Homily by Bishop Jaime Soto for the Mass of Reparation/Day of Prayer for the Legal Protection of Unborn Children, Jan. 23, 2017:
They had said, “He has un unclean spirit.” (Mk. 3.22-30) Today’s gospel passage comes after a series of episodes of Jesus preaching, healing, and casting out demons. It was because of all these powerful works of mercy that the scribes came out from Jerusalem to criticize what Jesus was doing. They feared him and believed he was possessed by a devil. Jesus suffered from such misunderstanding throughout his ministry. Even many of his own disciples would fail to understand his mission.
We know that Jesus was possessed only by the Holy Spirit of His heavenly Father. His works of mercy were inspired and energized by the Holy Spirit. The spirit of Jesus gave hope, gave healing, and gave freedom to all those who were worried, wounded, and held bound by evil. He gave this spirit to his disciples and commanded them to do the same: give hope, bring healing, and free those bound by fear.
This past Saturday, Catholics and other people of good will gathered in San Francisco for the Walk for Life. There were tens of thousands gathered. One secular media source reported that the Walk stretched for almost two miles along Market Street. The gathering was more culturally and racially diverse than most of the other marches that day. There was a strong youthful presence 2 among the crowd. While other events waved signs calling for the inclusion of all, the Walk for Life walked the talk about inclusion because together we marched so that all unborn children might be accorded life, liberty and the pursuit of happiness. We joined together in the hope that women may choose the fullness of life for their children as well as themselves.
Some voices claim that ours is an unclean spirit, a demon dooming the future of women. We should not let such fearful taunts threaten us from the mission to give hope, bring healing, and free those bound by fear. Abortion is often an act of desperation driven by fear. Bound by fear, women fall into committing an act of exclusion. Often they are persuaded, pressured and even coerced. By all this they are betrayed. What is presumed to be an act of freedom wounds them by excluding the purpose for which our freedom was given by God. The highest ambition of freedom is love and to deny the opportunity to love, even when it seems inconvenient, diminishes the human spirit. One’s right to life no matter how insignificant that life may seem should not be determined or conditioned by another’s choice or judgment. Yet this has become the pattern of a culture of exclusion in a throw-away society lamented by our Holy Father, Pope Francis.
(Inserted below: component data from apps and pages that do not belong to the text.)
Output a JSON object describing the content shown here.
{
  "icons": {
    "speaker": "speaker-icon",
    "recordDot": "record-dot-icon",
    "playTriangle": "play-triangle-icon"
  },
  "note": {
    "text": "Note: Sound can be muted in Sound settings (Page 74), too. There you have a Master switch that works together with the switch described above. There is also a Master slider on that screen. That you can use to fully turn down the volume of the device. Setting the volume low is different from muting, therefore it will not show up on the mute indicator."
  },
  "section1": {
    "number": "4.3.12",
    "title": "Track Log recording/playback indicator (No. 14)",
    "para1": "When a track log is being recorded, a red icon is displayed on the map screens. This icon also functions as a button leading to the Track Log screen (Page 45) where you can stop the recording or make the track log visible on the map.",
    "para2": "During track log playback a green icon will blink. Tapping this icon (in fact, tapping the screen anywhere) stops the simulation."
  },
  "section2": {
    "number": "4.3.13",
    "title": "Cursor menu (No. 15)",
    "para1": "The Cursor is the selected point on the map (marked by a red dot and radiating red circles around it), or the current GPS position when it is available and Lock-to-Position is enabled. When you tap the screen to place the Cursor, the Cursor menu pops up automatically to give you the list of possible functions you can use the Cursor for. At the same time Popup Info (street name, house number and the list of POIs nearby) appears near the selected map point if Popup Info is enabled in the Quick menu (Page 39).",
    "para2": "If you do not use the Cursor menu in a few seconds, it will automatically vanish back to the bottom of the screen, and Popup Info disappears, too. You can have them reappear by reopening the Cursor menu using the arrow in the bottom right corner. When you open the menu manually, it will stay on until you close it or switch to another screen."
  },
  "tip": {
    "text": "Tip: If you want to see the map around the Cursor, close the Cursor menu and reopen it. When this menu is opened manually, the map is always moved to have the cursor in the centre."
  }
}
We too should be wary of falling into the same pattern. The fullness of life to which we are called by Jesus means the inclusion of 3 all. This is the meaning of God’s mercy and we should be the messengers of this mercy to all people, especially women who have been wounded by abortion or those who may be lured by the false illusions of freedom. We should be mindful of those whose lives are already burdened by abuse, poverty, and social degradation. Many of them already feel excluded and bounded by fear. When facing an unexpected pregnancy, they fall into the pattern under which they themselves are victimized. Hurt people, hurt people. So goes the sad adage. This is why, during the jubilee year of mercy, Pope Francis challenged us to be an oasis of mercy especially for those whom society has excluded.
We should be particularly careful of language. The contemporary lexicon of public discourse today tends to criticize, demonize, ostracized, marginalize whole groups of people: immigrants, African-Americans, Muslims, police, women, and Christians. We cannot build a culture of life around exclusion. By the very nature of the Spirit who has given us life we must strive to speak with reverence for each person. Inclusion is our word. This is the reason for which we were created. We must strive to build that sanctuary where we can reverence one another and worship the one heavenly Father who has made us His daughters and sons, brothers and sisters in Christ.
From Diocese of Sacramento website.